Charlotte Triage supports Legal Aid of North Carolina-Charlotte and the Charlotte Center for Legal Advocacy by enabling the legal aid organizations to outsource work to private practice lawyers and in-house counsel for matters related to human trafficking, criminal record expunctions, healthcare enrollment, housing eviction defense, driver’s license restorations and access to Social Security benefits.
Angie Zimmern, McGuireWoods’ pro bono director and coordinator of Charlotte Triage, kicked off the event by welcoming attendees and thanking volunteers for their pro bono contributions.
“For the last four years, we’ve gathered in the fall to raise awareness of the most pressing pro bono legal needs in Charlotte and to make a call to action to our attorneys and legal professionals to change lives through pro bono service,” said Zimmern. “We would not be here today without the leadership of David Leitch, whose vision and service helped formulate Charlotte Triage and set us on the path to assisting Charlotte’s most vulnerable citizens.”
Leitch, global general counsel of Bank of America, was celebrated in a short video that highlighted his impact on Charlotte Triage and his passion for this initiative. The video included remarks from John Roberts, chief justice of the U.S. Supreme Court.
During his remarks, Leitch outlined the three guiding principles of Charlotte Triage: There are many unmet legal needs that should be addressed; legal services organizations do not have the resources to train people to meet these needs; and Charlotte Triage volunteers should think of themselves as lawyers for the community.
“This is the third anniversary, and it really is incredible to look back and think about all that you have achieved,” said Leitch. “People from all over the city have stepped up and done their part.”
Other speakers included Charlotte Triage leaders Sarah Byrne, senior counsel, Moore & Van Allen; Chris Fernandez, counsel, K&L Gates; Chelsea Corey, senior associate, King & Spalding; Paul Osowski, partner, Nelson Mullins; Allie Lin, head of litigation and employment law, Brighthouse Financial; Elizabeth Murphy, partner, Alston & Bird; Todd Stillerman, associate general counsel, Bank of America; Tommy Holderness, housing attorney, Legal Aid of North Carolina-Charlotte; and Ken Schorr, executive director, Charlotte Center for Legal Advocacy.
Charlotte Triage grew out of a first-of-its-kind pro bono initiative launched in 2017 that made Richmond, Virginia, the first U.S. city to outsource legal aid matters in 12 practice areas. Scott Oostdyk, McGuireWoods’ global pro bono partner, played a lead role developing Richmond Triage. He and Leitch led the effort to expand the project to Charlotte. Zimmern and Stillerman co-lead the management committee that oversees Charlotte Triage’s day-to-day operations.

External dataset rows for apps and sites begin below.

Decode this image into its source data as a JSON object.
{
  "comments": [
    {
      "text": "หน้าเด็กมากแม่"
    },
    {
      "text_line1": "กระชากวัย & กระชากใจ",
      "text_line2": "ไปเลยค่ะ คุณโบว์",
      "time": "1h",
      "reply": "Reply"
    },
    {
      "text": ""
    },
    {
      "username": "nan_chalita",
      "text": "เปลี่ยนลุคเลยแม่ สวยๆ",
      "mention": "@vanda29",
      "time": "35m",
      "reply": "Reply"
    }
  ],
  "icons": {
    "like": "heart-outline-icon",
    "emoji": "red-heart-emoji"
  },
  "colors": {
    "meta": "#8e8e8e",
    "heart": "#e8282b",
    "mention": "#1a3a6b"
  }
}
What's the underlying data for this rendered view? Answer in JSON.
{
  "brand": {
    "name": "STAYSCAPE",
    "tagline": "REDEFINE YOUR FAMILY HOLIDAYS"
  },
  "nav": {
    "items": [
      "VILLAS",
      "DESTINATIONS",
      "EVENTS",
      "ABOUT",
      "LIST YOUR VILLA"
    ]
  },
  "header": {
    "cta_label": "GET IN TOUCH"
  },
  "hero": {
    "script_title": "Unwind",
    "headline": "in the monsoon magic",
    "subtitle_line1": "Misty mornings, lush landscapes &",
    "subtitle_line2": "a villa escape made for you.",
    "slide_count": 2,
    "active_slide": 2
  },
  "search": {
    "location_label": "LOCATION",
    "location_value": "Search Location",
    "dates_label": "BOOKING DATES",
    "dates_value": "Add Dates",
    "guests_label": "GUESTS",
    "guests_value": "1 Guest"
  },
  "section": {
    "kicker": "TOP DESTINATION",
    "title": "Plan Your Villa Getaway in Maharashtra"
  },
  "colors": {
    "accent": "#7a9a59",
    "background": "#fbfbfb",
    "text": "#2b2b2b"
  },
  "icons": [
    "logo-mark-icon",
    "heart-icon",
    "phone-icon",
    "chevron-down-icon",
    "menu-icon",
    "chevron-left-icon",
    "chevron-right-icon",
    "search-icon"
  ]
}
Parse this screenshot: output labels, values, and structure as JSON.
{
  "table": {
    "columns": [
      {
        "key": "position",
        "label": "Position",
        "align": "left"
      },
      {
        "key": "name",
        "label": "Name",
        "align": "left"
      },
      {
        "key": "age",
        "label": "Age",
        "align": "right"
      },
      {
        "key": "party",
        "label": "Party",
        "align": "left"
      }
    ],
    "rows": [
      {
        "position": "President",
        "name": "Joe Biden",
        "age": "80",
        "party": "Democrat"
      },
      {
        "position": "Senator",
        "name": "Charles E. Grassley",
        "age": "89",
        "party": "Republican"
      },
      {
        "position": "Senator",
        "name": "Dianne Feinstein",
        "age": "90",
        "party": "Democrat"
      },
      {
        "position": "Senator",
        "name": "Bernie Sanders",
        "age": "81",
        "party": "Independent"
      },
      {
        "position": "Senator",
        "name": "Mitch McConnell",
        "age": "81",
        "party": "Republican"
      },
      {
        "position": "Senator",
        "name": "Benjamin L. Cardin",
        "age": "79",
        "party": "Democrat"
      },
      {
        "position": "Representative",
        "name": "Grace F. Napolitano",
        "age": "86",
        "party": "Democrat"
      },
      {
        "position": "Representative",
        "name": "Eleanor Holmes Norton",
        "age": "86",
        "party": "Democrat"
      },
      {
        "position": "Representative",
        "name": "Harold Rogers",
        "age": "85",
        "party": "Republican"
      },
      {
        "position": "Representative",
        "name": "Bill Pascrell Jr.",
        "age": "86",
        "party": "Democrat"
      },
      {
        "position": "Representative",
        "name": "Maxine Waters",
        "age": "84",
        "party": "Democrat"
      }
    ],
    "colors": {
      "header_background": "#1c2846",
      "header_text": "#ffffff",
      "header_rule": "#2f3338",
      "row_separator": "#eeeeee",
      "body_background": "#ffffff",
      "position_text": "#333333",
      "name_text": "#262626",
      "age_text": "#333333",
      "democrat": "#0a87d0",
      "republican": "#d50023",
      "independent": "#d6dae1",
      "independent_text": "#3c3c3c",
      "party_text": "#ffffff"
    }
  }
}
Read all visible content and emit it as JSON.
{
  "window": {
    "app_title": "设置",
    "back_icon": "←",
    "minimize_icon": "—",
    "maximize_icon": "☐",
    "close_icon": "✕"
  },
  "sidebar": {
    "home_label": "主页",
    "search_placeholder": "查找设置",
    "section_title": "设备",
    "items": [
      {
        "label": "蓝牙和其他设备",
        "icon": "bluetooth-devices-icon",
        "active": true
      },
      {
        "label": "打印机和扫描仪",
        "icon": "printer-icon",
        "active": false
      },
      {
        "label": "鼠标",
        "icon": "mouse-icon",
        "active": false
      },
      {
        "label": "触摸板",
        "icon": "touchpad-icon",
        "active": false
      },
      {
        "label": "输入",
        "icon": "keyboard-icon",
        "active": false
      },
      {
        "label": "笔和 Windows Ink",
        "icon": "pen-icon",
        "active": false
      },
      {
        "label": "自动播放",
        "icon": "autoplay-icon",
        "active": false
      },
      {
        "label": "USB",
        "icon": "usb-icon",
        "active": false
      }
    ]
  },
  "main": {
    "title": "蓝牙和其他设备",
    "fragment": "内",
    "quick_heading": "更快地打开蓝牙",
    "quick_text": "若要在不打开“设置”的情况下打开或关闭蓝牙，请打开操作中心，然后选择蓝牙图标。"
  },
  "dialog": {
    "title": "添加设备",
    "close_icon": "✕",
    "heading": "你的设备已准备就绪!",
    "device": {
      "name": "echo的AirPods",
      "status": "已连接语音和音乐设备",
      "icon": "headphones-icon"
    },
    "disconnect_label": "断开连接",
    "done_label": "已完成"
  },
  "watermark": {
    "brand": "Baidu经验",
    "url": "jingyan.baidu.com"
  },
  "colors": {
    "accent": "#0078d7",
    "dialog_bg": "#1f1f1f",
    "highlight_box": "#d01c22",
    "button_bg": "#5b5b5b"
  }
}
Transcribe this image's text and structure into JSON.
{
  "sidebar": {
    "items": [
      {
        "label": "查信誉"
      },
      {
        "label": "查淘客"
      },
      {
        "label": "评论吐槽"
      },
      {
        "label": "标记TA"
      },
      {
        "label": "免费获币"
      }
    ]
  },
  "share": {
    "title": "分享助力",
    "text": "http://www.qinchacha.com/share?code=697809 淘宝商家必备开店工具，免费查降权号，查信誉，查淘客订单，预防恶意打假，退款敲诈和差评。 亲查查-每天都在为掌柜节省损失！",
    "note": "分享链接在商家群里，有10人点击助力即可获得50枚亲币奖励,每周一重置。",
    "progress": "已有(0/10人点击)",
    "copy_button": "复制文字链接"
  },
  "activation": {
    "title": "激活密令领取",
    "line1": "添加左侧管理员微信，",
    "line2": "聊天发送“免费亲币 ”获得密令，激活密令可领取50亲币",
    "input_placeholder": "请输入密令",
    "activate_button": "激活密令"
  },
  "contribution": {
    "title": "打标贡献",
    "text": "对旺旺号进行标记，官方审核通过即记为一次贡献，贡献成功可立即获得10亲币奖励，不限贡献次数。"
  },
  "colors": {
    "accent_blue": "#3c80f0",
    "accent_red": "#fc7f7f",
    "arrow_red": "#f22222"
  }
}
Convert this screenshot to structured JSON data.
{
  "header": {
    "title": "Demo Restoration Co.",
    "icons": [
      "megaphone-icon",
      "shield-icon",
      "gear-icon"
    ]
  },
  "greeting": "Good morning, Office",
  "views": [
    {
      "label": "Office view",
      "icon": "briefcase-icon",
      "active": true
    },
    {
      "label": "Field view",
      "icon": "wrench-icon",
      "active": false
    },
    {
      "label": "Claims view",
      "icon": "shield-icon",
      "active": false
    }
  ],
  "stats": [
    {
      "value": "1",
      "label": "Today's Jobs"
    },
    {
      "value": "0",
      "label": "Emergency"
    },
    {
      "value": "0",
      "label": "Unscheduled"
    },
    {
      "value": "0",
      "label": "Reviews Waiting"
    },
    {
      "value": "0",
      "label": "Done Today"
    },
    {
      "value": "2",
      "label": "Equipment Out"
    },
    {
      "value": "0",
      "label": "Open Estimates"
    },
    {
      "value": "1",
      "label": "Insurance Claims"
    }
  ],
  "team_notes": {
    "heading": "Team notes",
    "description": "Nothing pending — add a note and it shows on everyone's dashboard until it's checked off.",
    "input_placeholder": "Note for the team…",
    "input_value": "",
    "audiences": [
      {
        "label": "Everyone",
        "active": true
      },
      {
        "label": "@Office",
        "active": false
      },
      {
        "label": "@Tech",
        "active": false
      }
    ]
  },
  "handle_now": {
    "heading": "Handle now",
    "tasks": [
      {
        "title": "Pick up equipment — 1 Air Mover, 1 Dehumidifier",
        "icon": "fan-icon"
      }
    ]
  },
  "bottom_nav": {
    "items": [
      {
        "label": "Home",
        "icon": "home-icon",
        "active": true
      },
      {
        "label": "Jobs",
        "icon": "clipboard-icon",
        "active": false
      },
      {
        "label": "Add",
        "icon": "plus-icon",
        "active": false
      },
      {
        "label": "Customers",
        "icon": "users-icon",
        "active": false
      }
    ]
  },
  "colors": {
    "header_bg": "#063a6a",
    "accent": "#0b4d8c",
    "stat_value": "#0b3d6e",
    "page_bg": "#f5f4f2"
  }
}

Since its inception in 2018, Charlotte Triage has been recognized for exemplary pro bono service. The Pro Bono Institute honored Charlotte Triage with the 2020 Corporate Pro Bono Partner Award, which recognizes innovative pro bono partnerships between law firms, in-house legal departments and public interest organizations. In addition, the North Carolina State Bar honored Charlotte Triage with its Outstanding Pro Bono Collaborative Service award in 2020.